RYLAN Clark-Neal is back fronting another series of Ready Steady Cook, but this time he’s missing out on what should be a perk of the job because he’s banned from tasting the culinary magic created by the show’s contestants for Covid safety reasons.

The East London-born presenter isn’t going hungry, though, as soaking up the tips and tricks on the revived BBC show has boosted his cooking skills at home.

“The amount of things that I learn from just standing and watching,” says Clark-Neal, citing everything from how to peel an onion to “making flatbread in five minutes”.

Clark-Neal is back for a second bite of daytime reboot Ready Steady Cook, which was previously hosted by Ainsley Harriott and Fern Britton.

“It’s a real family-orientated show where it’s just giving people ideas for bits and bobs they can do,” he says. “We’re all so bored of cooking the same old thing every week.”

The pandemic has made the 32-year-old recalibrate his ‘ambitions’.

“My answer to ‘Any ambitions?’ would always have been ‘a day off’ but after the year we’ve just had, I don’t think I should say that anymore.”

Looking back at his TV success, he adds: “I’ve been really lucky. I’m an X Factor reject so I never expected the career I’ve got.”

He is keen to point out, though, it’s not just luck behind his move from X Factor joke act to in-demand presenter.
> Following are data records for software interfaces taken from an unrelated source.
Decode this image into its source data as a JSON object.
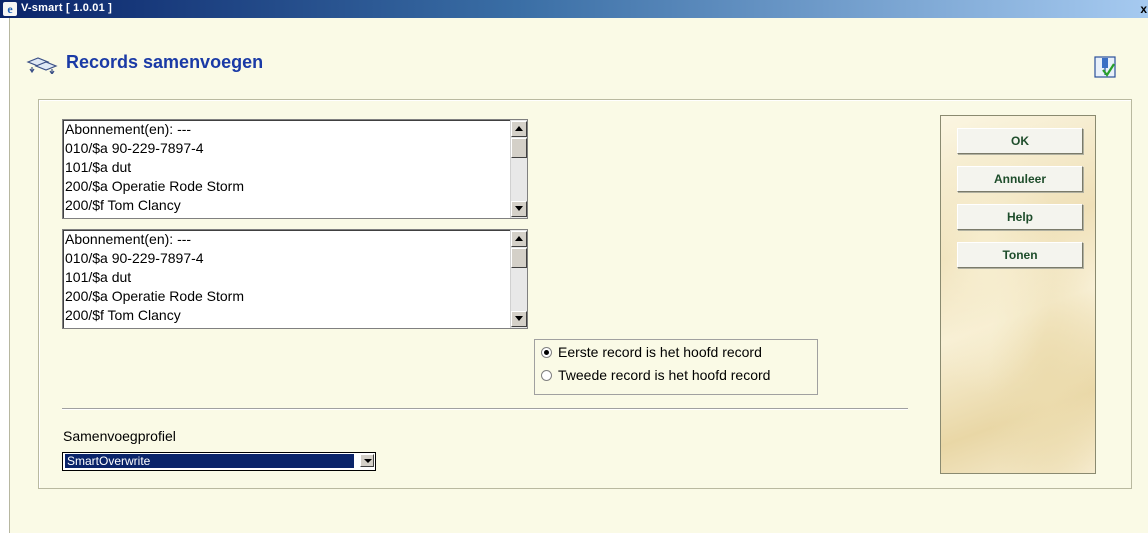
{
  "window": {
    "title": "V-smart [ 1.0.01 ]",
    "close_glyph": "x"
  },
  "header": {
    "title": "Records samenvoegen",
    "icon": "merge-records-icon",
    "pin_icon": "check-pin-icon"
  },
  "record1": {
    "lines": [
      "Abonnement(en): ---",
      "010/$a 90-229-7897-4",
      "101/$a dut",
      "200/$a Operatie Rode Storm",
      "200/$f Tom Clancy"
    ]
  },
  "record2": {
    "lines": [
      "Abonnement(en): ---",
      "010/$a 90-229-7897-4",
      "101/$a dut",
      "200/$a Operatie Rode Storm",
      "200/$f Tom Clancy"
    ]
  },
  "main_record": {
    "options": [
      {
        "label": "Eerste record is het hoofd record",
        "selected": true
      },
      {
        "label": "Tweede record is het hoofd record",
        "selected": false
      }
    ]
  },
  "profile": {
    "label": "Samenvoegprofiel",
    "selected": "SmartOverwrite"
  },
  "buttons": {
    "ok": "OK",
    "cancel": "Annuleer",
    "help": "Help",
    "show": "Tonen"
  },
  "colors": {
    "title_blue": "#1a3aa6",
    "background": "#fafae6",
    "button_text": "#1e4d2b"
  }
}
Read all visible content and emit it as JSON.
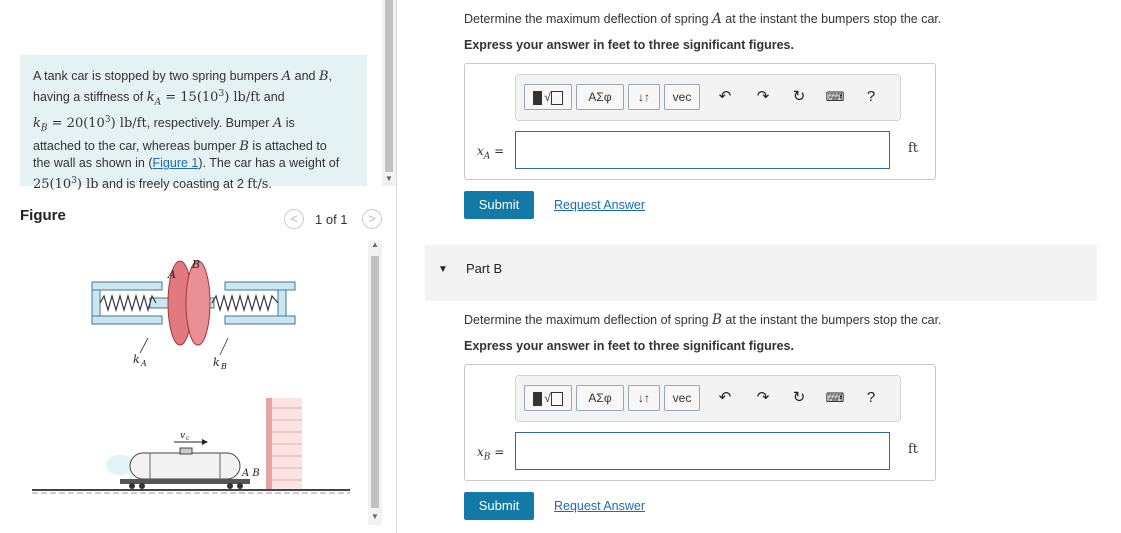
{
  "problem": {
    "line1_a": "A tank car is stopped by two spring bumpers ",
    "A": "A",
    "line1_b": " and ",
    "B": "B",
    "line1_c": ",",
    "line2_a": "having a stiffness of ",
    "kA_eq": "k",
    "kA_sub": "A",
    "kA_val": " = 15(10",
    "kA_exp": "3",
    "kA_unit": ") lb/ft",
    "line2_b": " and",
    "kB_sym": "k",
    "kB_sub": "B",
    "kB_val": " = 20(10",
    "kB_exp": "3",
    "kB_unit": ") lb/ft",
    "line3_b": ", respectively. Bumper ",
    "line3_c": " is",
    "line4_a": "attached to the car, whereas bumper ",
    "line4_b": " is attached to",
    "line5_a": "the wall as shown in (",
    "figure_link": "Figure 1",
    "line5_b": "). The car has a weight of",
    "w_val": "25(10",
    "w_exp": "3",
    "w_unit": ") lb",
    "line6_b": " and is freely coasting at 2 ",
    "speed_unit": "ft/s",
    "line6_c": "."
  },
  "figure": {
    "label": "Figure",
    "pager": "1 of 1",
    "prev": "<",
    "next": ">",
    "diagram_labels": {
      "A": "A",
      "B": "B",
      "kA": "k",
      "kA_sub": "A",
      "kB": "k",
      "kB_sub": "B",
      "vc": "v",
      "vc_sub": "c",
      "AB": "A B"
    }
  },
  "partA": {
    "question_a": "Determine the maximum deflection of spring ",
    "question_var": "A",
    "question_b": " at the instant the bumpers stop the car.",
    "instruction": "Express your answer in feet to three significant figures.",
    "var_sym": "x",
    "var_sub": "A",
    "var_eq": " =",
    "unit": "ft",
    "input_value": "",
    "submit": "Submit",
    "request": "Request Answer"
  },
  "partB": {
    "header": "Part B",
    "question_a": "Determine the maximum deflection of spring ",
    "question_var": "B",
    "question_b": " at the instant the bumpers stop the car.",
    "instruction": "Express your answer in feet to three significant figures.",
    "var_sym": "x",
    "var_sub": "B",
    "var_eq": " =",
    "unit": "ft",
    "input_value": "",
    "submit": "Submit",
    "request": "Request Answer"
  },
  "toolbar": {
    "templates": "√",
    "greek": "ΑΣφ",
    "arrows": "↓↑",
    "vec": "vec",
    "undo": "undo-icon",
    "redo": "redo-icon",
    "reset": "reset-icon",
    "keyboard": "keyboard-icon",
    "help": "?"
  },
  "colors": {
    "accent": "#137aa8",
    "link": "#1a6bb5",
    "problem_bg": "#e4f2f4"
  }
}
“I have worked for it and I’ve been nice to everyone. I don’t care if you’re my runner or the commissioner, I will speak to you exactly the same,” he adds.

A hallmark of Ready Steady Cook is the audience deciding on the best dishes using the familiar red tomato and green pepper voting cards. Although this series has no studio audience because of coronavirus safety rules, the cards remain.

“As much as we miss the audience... it’s been really lovely because we have changed the format this year,” Clark-Neal says.

The changes, which include a revamped kitchen, have meant he’s got to know the chefs better.

“The chefs who aren’t cooking are sat at a chef’s table watching everything that’s going on. Actually it’s the three remaining chefs that end up voting for their favourite dish, and that decides the winner,” he explains.

“It gives me a bit more time to have a laugh with them [the chefs] because when they’re not actually cooking they’re more at ease to have a bit of banter. Don’t get me wrong, even when they are cooking we do that, but they’ve also got 28 pans on the go and they’re trying to make a soup out of a cardigan.”

Just like Clark-Neal himself, there are no airs and graces on Ready Steady Cook.

“It doesn’t matter what age you are, what background you come from, where you live or even how much money you’ve got because all the food we do is on a budget,” the star says. “We’re not sitting there cooking a full lobster with a bottle of champagne. We’re genuinely sitting there with some lentils we found in the back of the cupboard and a butternut squash.”

  • Ready Steady Cook airs on weekdays on BBC One at 3.45pm and is available on iPlayer.